Securing investment can be challenging, as it is difficult to identify direct savings resulting from investments.
Start by writing a business case that sets out a baseline for the potential benefits of digital inclusion, to individuals and the wider geographical area and economy. As examples you could state that digital inclusion leads to:
- higher earnings
- more people in employment
- time and cost savings
- savings to the NHS and social care
- improved outcomes and increased self-sufficiency for individuals
You may not be able to secure investment based on prevention and cost avoidance alone. You may need to focus on the wider benefits of digital inclusion.
How other councils have done it
It’s always useful to find out what other councils have done. We spoke to a number of the leading digital inclusions councils on how they set up and funded their programmes. Find out more by reading our page on how to source funding and structure your digital inclusion team.
An example from housing
As an example, you may receive funding from the housing department. This could be to help them achieve some of their goals, such as increasing the number of clients interacting with housing online.
Housing tenants and other citizens who are digitally excluded are also likely to:
- be unemployed or on a low income
- be chronically ill or disabled
- have low literacy levels
- be from lower socio-economic groups
Digital inclusion can therefore help to tackle poverty and reduce inequalities. The investment from housing into your digital inclusion programme could see people:
- achieve better health and wellbeing outcomes
- improve their financial capability and employment prospects
- reduce their social isolation
By increasing digital inclusion in this way you could realise benefits across a range of indicators.
3 - Evidence the return on investment
To fully evidence the return on investment into your digital inclusion programme, you should record the impact on:
- their families
- local communities
- the wider geographical area and economy

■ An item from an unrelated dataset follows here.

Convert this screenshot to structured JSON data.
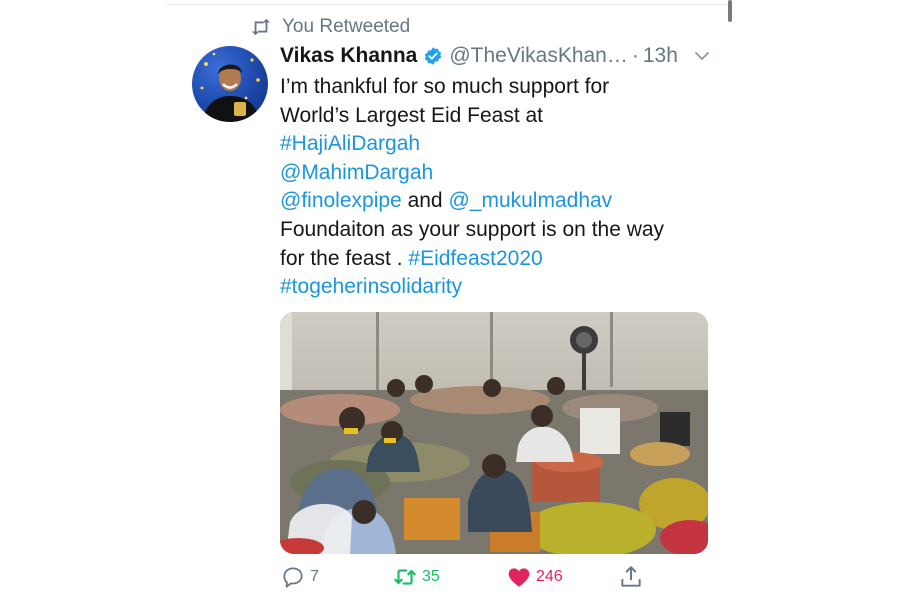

It is possible to model savings and the potential additional economic benefits of digital inclusion for citizens, including:
- cost and time savings

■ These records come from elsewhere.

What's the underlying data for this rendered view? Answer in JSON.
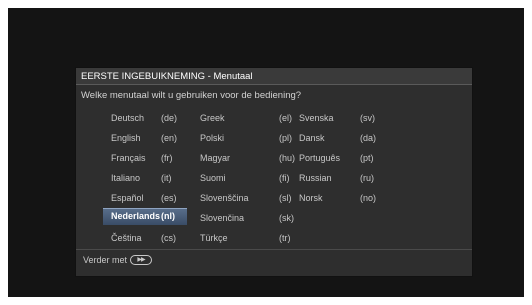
{
  "dialog": {
    "title": "EERSTE INGEBUIKNEMING - Menutaal",
    "question": "Welke menutaal wilt u gebruiken voor de bediening?",
    "footer_label": "Verder met",
    "footer_icon": "fast-forward-icon"
  },
  "languages": {
    "col1": [
      {
        "name": "Deutsch",
        "code": "(de)"
      },
      {
        "name": "English",
        "code": "(en)"
      },
      {
        "name": "Français",
        "code": "(fr)"
      },
      {
        "name": "Italiano",
        "code": "(it)"
      },
      {
        "name": "Español",
        "code": "(es)"
      },
      {
        "name": "Nederlands",
        "code": "(nl)",
        "selected": true
      },
      {
        "name": "Čeština",
        "code": "(cs)"
      }
    ],
    "col2": [
      {
        "name": "Greek",
        "code": "(el)"
      },
      {
        "name": "Polski",
        "code": "(pl)"
      },
      {
        "name": "Magyar",
        "code": "(hu)"
      },
      {
        "name": "Suomi",
        "code": "(fi)"
      },
      {
        "name": "Slovenščina",
        "code": "(sl)"
      },
      {
        "name": "Slovenčina",
        "code": "(sk)"
      },
      {
        "name": "Türkçe",
        "code": "(tr)"
      }
    ],
    "col3": [
      {
        "name": "Svenska",
        "code": "(sv)"
      },
      {
        "name": "Dansk",
        "code": "(da)"
      },
      {
        "name": "Português",
        "code": "(pt)"
      },
      {
        "name": "Russian",
        "code": "(ru)"
      },
      {
        "name": "Norsk",
        "code": "(no)"
      }
    ]
  },
  "colors": {
    "selection": "#4a5f7e",
    "background": "#141414",
    "dialog": "#2e2e2e"
  }
}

- gains in earnings and employment
- savings to the NHS from increased health and wellbeing
4 - Champion digital inclusion as a strategic priority
For digital inclusion to be a success and attract funding from other departments and outside organisations, it needs to be promoted and seen as a strategic priority.
Positioning digital inclusion as a strategic priority could unlock funding to deliver a range of goals, including:
- a dedicated team to manage and coordinate the programme
- strategic support from external organisations to build the skills of the team to ensure sustainability of the programme
- expand any pilot schemes, such as tablet lending
For more on how to seek funding from other council departments, go to our article on how to source funding and structure your digital inclusion team.
5 - Continue with your governance arrangements
Continuing with the governance arrangements should help you to achieve initial and ongoing investment. If you have set up a scrutiny board, they should produce annual reports, detailing the investments and the returns achieved.
This should reassure funders from within your organisation and elsewhere that appropriate programme governance and oversight is in place.
For more please read our article on evaluating a digital inclusion programme.
6 - What you could achieve by securing investment
These examples from 100% Digital Leeds show some of the goals you can reach by securing investment in a digital inclusion programme. The funding enabled them to:
- create a dedicated digital inclusion team to coordinate the programme and build a digital inclusion network across Leeds
- launch an expanded tablet lending scheme
- introduce grants for community organisations to reduce the barriers to digital inclusion
- expand free council wifi into 20 community buildings
- work with an external supplier for strategic support to build our digital inclusion network, embed sustainability and evidence return on investment
For more, take a look at our investment case study from 100% Digital Leeds.